Start of Extracted data

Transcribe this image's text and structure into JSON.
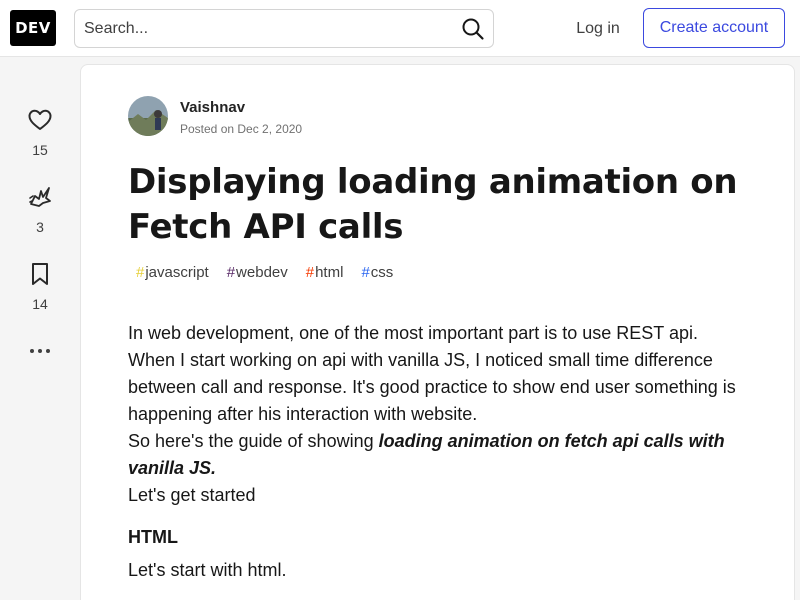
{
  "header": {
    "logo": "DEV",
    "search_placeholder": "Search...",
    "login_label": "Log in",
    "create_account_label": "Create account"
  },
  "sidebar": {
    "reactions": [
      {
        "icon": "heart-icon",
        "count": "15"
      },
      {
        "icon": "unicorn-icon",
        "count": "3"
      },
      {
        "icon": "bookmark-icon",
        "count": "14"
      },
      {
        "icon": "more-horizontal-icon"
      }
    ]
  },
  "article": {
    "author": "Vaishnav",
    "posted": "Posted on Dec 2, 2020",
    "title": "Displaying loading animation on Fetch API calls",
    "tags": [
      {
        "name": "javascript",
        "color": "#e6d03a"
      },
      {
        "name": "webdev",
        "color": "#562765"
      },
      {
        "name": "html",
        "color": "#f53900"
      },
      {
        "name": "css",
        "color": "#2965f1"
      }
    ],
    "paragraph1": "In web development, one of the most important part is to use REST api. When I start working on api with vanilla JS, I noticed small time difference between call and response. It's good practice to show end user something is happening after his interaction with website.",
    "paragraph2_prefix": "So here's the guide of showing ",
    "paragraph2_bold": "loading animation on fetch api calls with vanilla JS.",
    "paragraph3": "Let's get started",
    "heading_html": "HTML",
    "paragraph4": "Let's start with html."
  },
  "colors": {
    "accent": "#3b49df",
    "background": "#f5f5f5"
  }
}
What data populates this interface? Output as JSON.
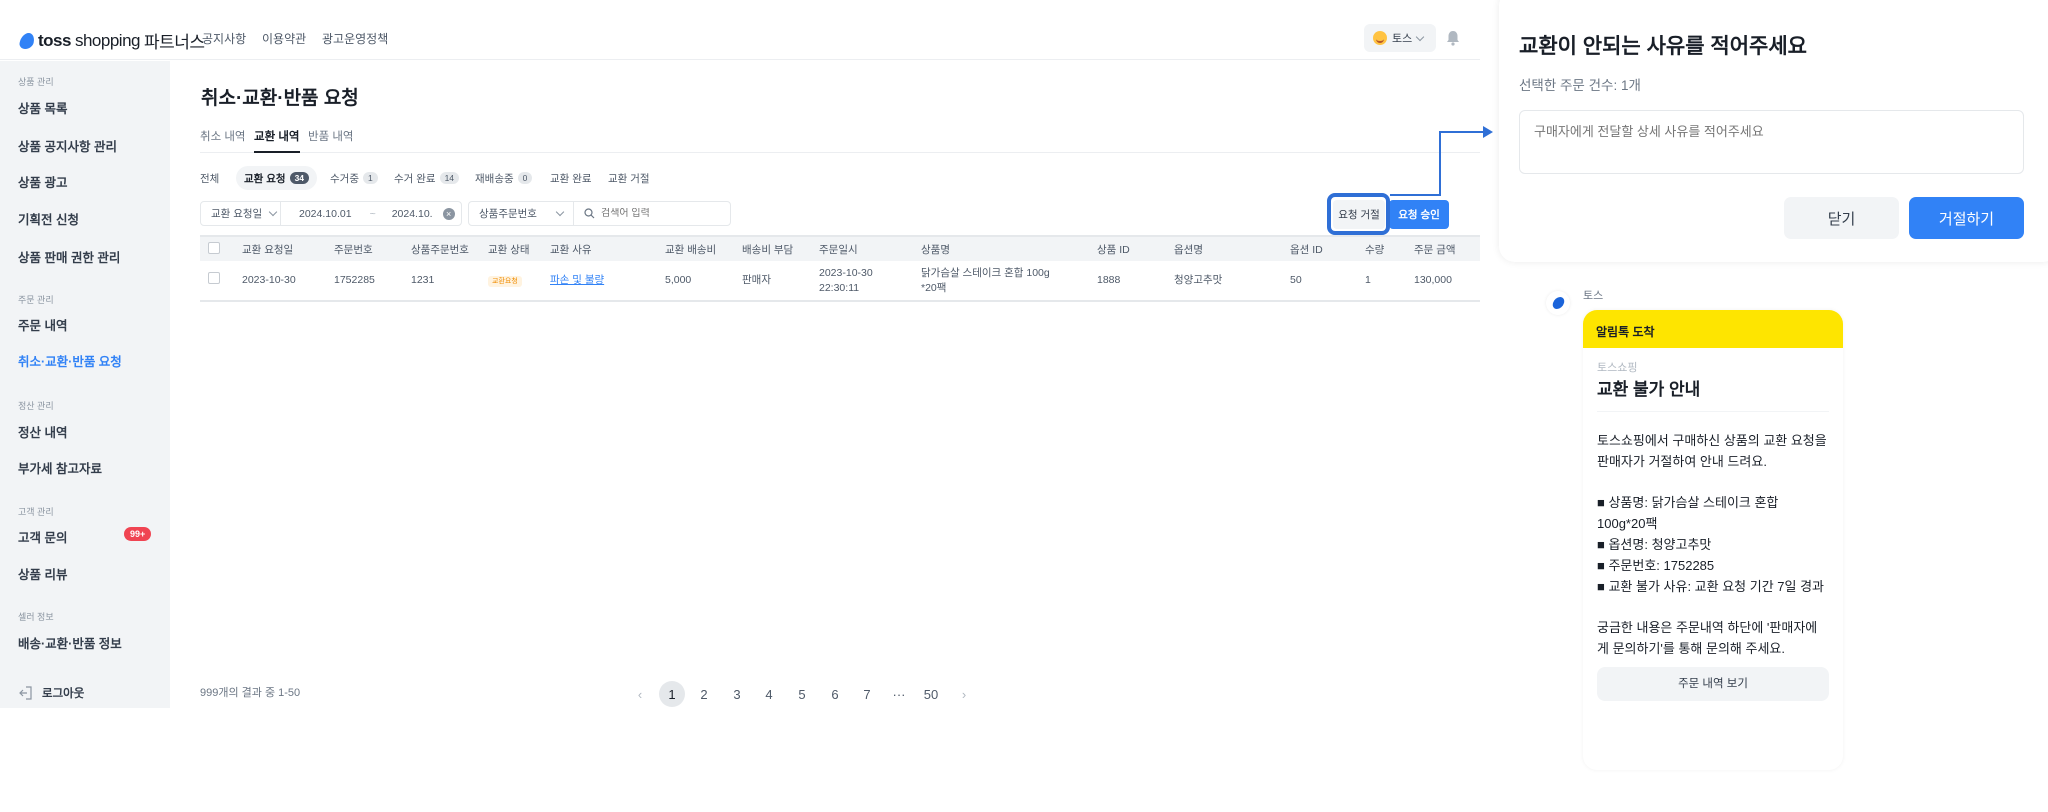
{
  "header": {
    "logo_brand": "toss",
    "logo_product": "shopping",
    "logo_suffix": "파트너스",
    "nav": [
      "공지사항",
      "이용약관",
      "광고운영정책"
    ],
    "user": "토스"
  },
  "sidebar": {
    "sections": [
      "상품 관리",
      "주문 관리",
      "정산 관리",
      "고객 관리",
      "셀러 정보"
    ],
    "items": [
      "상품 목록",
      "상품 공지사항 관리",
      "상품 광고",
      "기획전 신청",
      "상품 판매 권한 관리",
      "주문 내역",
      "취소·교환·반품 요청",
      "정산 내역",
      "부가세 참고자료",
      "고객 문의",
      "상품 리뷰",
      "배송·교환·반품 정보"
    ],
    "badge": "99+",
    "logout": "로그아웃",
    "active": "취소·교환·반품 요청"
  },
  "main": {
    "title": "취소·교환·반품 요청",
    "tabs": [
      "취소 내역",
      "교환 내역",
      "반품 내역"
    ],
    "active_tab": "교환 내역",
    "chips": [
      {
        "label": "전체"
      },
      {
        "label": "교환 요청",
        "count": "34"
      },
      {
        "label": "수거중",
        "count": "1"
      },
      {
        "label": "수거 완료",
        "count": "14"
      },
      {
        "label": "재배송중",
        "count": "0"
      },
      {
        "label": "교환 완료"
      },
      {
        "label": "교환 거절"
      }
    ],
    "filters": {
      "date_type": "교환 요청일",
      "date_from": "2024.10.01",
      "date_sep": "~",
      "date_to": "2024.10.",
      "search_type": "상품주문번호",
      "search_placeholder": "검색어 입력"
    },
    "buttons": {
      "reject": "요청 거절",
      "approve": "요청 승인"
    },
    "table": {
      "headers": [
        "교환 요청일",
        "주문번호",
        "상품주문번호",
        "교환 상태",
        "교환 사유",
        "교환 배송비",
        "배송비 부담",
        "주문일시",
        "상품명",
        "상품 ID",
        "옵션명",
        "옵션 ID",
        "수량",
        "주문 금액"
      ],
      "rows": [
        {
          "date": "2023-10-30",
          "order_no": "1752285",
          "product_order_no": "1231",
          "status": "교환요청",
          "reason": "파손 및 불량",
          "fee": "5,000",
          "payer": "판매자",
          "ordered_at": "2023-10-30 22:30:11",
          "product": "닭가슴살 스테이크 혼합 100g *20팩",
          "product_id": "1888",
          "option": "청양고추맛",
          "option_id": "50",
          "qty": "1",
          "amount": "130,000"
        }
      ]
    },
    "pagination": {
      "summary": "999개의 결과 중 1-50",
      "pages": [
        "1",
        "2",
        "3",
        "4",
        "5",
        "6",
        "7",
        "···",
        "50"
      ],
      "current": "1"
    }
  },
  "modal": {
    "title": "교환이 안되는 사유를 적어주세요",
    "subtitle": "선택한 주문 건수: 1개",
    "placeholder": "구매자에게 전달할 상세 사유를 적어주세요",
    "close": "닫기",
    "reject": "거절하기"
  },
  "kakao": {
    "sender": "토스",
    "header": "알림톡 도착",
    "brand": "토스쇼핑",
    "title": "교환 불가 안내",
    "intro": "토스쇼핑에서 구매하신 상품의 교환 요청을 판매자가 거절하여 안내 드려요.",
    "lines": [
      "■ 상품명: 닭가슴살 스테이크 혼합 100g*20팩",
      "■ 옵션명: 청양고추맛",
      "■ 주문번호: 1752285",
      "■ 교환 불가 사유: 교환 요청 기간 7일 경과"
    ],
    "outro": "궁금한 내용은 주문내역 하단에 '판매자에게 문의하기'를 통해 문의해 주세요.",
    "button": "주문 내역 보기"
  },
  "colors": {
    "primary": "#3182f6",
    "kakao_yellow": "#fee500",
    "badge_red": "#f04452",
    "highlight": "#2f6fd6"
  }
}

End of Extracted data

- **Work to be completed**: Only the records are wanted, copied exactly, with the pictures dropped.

- **Worked solution**:
Transcribe this image's text and structure into JSON.
{
  "header": {
    "logo": "DEV",
    "search_placeholder": "Search...",
    "login_label": "Log in",
    "create_account_label": "Create account"
  },
  "sidebar": {
    "reactions": [
      {
        "icon": "heart-icon",
        "count": "15"
      },
      {
        "icon": "unicorn-icon",
        "count": "3"
      },
      {
        "icon": "bookmark-icon",
        "count": "14"
      },
      {
        "icon": "more-horizontal-icon"
      }
    ]
  },
  "article": {
    "author": "Vaishnav",
    "posted": "Posted on Dec 2, 2020",
    "title": "Displaying loading animation on Fetch API calls",
    "tags": [
      {
        "name": "javascript",
        "color": "#e6d03a"
      },
      {
        "name": "webdev",
        "color": "#562765"
      },
      {
        "name": "html",
        "color": "#f53900"
      },
      {
        "name": "css",
        "color": "#2965f1"
      }
    ],
    "paragraph1": "In web development, one of the most important part is to use REST api. When I start working on api with vanilla JS, I noticed small time difference between call and response. It's good practice to show end user something is happening after his interaction with website.",
    "paragraph2_prefix": "So here's the guide of showing ",
    "paragraph2_bold": "loading animation on fetch api calls with vanilla JS.",
    "paragraph3": "Let's get started",
    "heading_html": "HTML",
    "paragraph4": "Let's start with html."
  },
  "colors": {
    "accent": "#3b49df",
    "background": "#f5f5f5"
  }
}
What data populates this interface? Output as JSON.
{
  "header": {
    "logo_brand": "toss",
    "logo_product": "shopping",
    "logo_suffix": "파트너스",
    "nav": [
      "공지사항",
      "이용약관",
      "광고운영정책"
    ],
    "user": "토스"
  },
  "sidebar": {
    "sections": [
      "상품 관리",
      "주문 관리",
      "정산 관리",
      "고객 관리",
      "셀러 정보"
    ],
    "items": [
      "상품 목록",
      "상품 공지사항 관리",
      "상품 광고",
      "기획전 신청",
      "상품 판매 권한 관리",
      "주문 내역",
      "취소·교환·반품 요청",
      "정산 내역",
      "부가세 참고자료",
      "고객 문의",
      "상품 리뷰",
      "배송·교환·반품 정보"
    ],
    "badge": "99+",
    "logout": "로그아웃",
    "active": "취소·교환·반품 요청"
  },
  "main": {
    "title": "취소·교환·반품 요청",
    "tabs": [
      "취소 내역",
      "교환 내역",
      "반품 내역"
    ],
    "active_tab": "교환 내역",
    "chips": [
      {
        "label": "전체"
      },
      {
        "label": "교환 요청",
        "count": "34"
      },
      {
        "label": "수거중",
        "count": "1"
      },
      {
        "label": "수거 완료",
        "count": "14"
      },
      {
        "label": "재배송중",
        "count": "0"
      },
      {
        "label": "교환 완료"
      },
      {
        "label": "교환 거절"
      }
    ],
    "filters": {
      "date_type": "교환 요청일",
      "date_from": "2024.10.01",
      "date_sep": "~",
      "date_to": "2024.10.",
      "search_type": "상품주문번호",
      "search_placeholder": "검색어 입력"
    },
    "buttons": {
      "reject": "요청 거절",
      "approve": "요청 승인"
    },
    "table": {
      "headers": [
        "교환 요청일",
        "주문번호",
        "상품주문번호",
        "교환 상태",
        "교환 사유",
        "교환 배송비",
        "배송비 부담",
        "주문일시",
        "상품명",
        "상품 ID",
        "옵션명",
        "옵션 ID",
        "수량",
        "주문 금액"
      ],
      "rows": [
        {
          "date": "2023-10-30",
          "order_no": "1752285",
          "product_order_no": "1231",
          "status": "교환요청",
          "reason": "파손 및 불량",
          "fee": "5,000",
          "payer": "판매자",
          "ordered_at": "2023-10-30 22:30:11",
          "product": "닭가슴살 스테이크 혼합 100g *20팩",
          "product_id": "1888",
          "option": "청양고추맛",
          "option_id": "50",
          "qty": "1",
          "amount": "130,000"
        }
      ]
    },
    "pagination": {
      "summary": "999개의 결과 중 1-50",
      "pages": [
        "1",
        "2",
        "3",
        "4",
        "5",
        "6",
        "7",
        "···",
        "50"
      ],
      "current": "1"
    }
  },
  "modal": {
    "title": "교환이 안되는 사유를 적어주세요",
    "subtitle": "선택한 주문 건수: 1개",
    "placeholder": "구매자에게 전달할 상세 사유를 적어주세요",
    "close": "닫기",
    "reject": "거절하기"
  },
  "kakao": {
    "sender": "토스",
    "header": "알림톡 도착",
    "brand": "토스쇼핑",
    "title": "교환 불가 안내",
    "intro": "토스쇼핑에서 구매하신 상품의 교환 요청을 판매자가 거절하여 안내 드려요.",
    "lines": [
      "■ 상품명: 닭가슴살 스테이크 혼합 100g*20팩",
      "■ 옵션명: 청양고추맛",
      "■ 주문번호: 1752285",
      "■ 교환 불가 사유: 교환 요청 기간 7일 경과"
    ],
    "outro": "궁금한 내용은 주문내역 하단에 '판매자에게 문의하기'를 통해 문의해 주세요.",
    "button": "주문 내역 보기"
  },
  "colors": {
    "primary": "#3182f6",
    "kakao_yellow": "#fee500",
    "badge_red": "#f04452",
    "highlight": "#2f6fd6"
  }
}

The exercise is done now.